Baby steps to the elevator.
The line comes from the 1991 film What About Bob. In the movie, Bill Murray stars as Bob Wiley, a man with a psychiatric disability. Bob follows his psychiatrist, Dr. Marvin, played by Richard Dreyfuss, and his family on their vacation. I’m simplifying so much of this plot, but hopefully you’ve seen it and you know what I’m talking about.
In one of the early scenes, Bob sits in Dr. Marvin’s office. Dr. Marvin has written a book, “Baby Steps” and encourages Bob to set small, reasonable goals for himself – one tiny step at a time to get through the day. Bob takes this advice literally, and talks to himself as he exits the office.
Baby steps through the office. Baby steps out the door. Baby steps to the elevator.
Baby steps to the elevator.
This line has been a staple in my head when I approach something challenging since I first heard it uttered by my college roommate, Chris. It was the second semester of our freshman year and we were walking to the old service elevator we used to gain access to the main dining hall. We hated the elevator. It was old, smelly, and usually featured scraps of garbage on the (often wet) floor. We joked that you could tell what was on the menu for dinner just by looking at the bits of food in the corners. We never touched the walls, and we always held our breath as the car moved from floor to floor. Chris thought we needed to prep ourselves in advance, so we began to say the quote regularly.
Since my return home from the rehabilitation hospital last month, I have said it frequently as I have reached milestones in my recovery. I have said it so often, my Personal Assistants (PAs) now say it to me when I am complaining about my recovery taking longer than I would like. When this happens, I smile and comment on how I truly am aware of the progress I have made.
The first time I showered at home? Baby steps the the elevator.
The first time I wore shoes instead of slippers? Baby steps to the elevator.
The first time I completed twenty repetitions of my leg exercises instead of ten? Baby steps to the elevator.
This morning I took my biggest baby step in my quest to return to society. This morning I transferred myself into the driver’s seat in my van!
I don’t drive my van seated in my wheelchair. Instead, I transfer from my wheelchair to the driver’s seat. Prior to “the fracture,” I was able to perform the transfer without assistance. I need to be able to drive in order to return to work full time and in order to be active in the world outside my apartment. Driving is crucial to my independence, so transferring is a key milestone.
Granted, I was not able to transfer OUT of my driver’s seat into my wheelchair. My PA had to help me with that. But I got in on my own, without a great deal of pain.

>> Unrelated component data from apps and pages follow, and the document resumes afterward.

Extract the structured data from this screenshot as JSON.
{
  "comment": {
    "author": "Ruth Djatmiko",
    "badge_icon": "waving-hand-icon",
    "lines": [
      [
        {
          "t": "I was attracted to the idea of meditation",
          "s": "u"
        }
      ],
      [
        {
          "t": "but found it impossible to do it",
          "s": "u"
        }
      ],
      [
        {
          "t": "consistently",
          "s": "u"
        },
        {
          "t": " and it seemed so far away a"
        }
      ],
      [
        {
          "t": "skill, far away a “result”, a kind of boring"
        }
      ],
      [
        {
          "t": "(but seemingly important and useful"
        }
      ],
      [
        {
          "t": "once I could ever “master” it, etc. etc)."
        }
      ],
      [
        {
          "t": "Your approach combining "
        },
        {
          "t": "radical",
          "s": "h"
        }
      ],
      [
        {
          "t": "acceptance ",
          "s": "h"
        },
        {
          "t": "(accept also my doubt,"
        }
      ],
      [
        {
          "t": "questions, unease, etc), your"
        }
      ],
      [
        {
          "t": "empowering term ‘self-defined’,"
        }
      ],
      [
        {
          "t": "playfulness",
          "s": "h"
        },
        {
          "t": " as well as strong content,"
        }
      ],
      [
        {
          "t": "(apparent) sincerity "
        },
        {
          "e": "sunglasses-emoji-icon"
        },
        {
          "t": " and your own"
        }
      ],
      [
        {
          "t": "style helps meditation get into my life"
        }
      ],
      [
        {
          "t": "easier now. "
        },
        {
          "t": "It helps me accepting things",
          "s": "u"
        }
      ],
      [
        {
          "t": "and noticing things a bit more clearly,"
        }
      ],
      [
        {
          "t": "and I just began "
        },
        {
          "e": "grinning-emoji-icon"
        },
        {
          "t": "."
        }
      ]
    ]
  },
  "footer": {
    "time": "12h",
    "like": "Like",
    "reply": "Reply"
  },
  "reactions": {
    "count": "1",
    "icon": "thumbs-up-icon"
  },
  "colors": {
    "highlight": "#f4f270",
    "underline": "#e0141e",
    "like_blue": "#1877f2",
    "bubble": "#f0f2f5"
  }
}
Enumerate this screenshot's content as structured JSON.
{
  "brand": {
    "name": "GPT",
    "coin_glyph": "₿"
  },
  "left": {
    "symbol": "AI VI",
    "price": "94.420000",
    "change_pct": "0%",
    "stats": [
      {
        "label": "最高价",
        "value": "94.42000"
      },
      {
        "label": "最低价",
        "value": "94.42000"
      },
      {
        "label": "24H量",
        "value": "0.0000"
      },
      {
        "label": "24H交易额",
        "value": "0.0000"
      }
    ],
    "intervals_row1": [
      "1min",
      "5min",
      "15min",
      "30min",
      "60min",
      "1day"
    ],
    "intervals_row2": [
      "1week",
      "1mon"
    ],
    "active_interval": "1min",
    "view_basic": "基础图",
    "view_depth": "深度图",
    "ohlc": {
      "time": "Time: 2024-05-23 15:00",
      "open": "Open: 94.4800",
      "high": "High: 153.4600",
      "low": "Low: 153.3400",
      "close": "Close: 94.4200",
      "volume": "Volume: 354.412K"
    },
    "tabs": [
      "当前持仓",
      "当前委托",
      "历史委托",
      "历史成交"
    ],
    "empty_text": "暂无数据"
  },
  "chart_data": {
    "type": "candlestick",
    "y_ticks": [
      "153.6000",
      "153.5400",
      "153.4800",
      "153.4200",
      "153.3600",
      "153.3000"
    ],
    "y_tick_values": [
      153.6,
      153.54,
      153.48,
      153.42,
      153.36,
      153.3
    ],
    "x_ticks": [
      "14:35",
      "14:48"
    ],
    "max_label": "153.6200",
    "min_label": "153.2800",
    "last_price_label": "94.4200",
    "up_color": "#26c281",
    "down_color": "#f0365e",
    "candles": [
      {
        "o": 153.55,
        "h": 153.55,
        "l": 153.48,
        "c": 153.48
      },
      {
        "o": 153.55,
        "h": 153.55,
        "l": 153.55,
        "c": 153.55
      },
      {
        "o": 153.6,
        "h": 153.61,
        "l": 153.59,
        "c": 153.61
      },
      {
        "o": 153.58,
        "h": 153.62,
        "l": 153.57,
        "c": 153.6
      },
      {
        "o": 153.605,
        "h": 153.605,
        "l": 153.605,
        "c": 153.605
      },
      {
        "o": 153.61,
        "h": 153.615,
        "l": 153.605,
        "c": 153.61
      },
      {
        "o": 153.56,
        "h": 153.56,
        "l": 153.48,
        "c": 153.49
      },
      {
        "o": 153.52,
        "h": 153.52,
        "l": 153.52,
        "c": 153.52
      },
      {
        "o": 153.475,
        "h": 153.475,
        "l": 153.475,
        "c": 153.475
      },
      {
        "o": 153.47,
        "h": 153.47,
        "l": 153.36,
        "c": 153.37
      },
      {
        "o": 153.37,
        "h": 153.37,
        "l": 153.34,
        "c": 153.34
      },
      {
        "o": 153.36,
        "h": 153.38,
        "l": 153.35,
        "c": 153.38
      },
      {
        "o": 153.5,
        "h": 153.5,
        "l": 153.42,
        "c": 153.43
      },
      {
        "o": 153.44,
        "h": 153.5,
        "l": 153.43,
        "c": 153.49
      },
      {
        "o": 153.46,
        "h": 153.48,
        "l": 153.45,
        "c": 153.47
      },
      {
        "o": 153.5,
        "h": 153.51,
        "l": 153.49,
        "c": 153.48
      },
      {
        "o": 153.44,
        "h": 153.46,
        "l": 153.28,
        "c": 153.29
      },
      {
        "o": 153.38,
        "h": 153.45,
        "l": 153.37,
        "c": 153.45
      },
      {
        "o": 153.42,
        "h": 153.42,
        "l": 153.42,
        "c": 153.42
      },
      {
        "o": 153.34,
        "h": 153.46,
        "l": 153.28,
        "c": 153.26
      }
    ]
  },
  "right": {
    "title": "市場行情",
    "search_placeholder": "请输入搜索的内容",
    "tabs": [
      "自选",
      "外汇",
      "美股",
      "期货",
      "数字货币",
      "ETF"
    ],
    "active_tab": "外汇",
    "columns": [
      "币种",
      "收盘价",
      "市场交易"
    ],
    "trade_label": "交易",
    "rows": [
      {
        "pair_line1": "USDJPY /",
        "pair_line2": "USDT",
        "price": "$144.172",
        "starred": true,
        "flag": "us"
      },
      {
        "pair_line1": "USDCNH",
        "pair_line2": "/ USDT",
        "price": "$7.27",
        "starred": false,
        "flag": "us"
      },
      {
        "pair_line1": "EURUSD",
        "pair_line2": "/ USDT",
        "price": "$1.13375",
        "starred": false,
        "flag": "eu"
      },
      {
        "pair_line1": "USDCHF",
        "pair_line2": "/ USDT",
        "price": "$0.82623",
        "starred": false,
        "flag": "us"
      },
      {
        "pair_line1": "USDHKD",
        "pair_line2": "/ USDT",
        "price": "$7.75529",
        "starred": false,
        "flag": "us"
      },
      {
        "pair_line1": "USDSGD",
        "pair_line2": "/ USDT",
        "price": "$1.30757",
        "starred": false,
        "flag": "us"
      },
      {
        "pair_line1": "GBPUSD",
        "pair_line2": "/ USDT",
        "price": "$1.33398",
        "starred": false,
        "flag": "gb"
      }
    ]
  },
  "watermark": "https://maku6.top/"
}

HUGE baby steps towards that elevator today.
Current status: Eating pizza and drinking wine while reading the Playbill from the matinee performance of The Lion King at Proctors Theater. I’m driving to the next performance in our Broadway subscription series in May!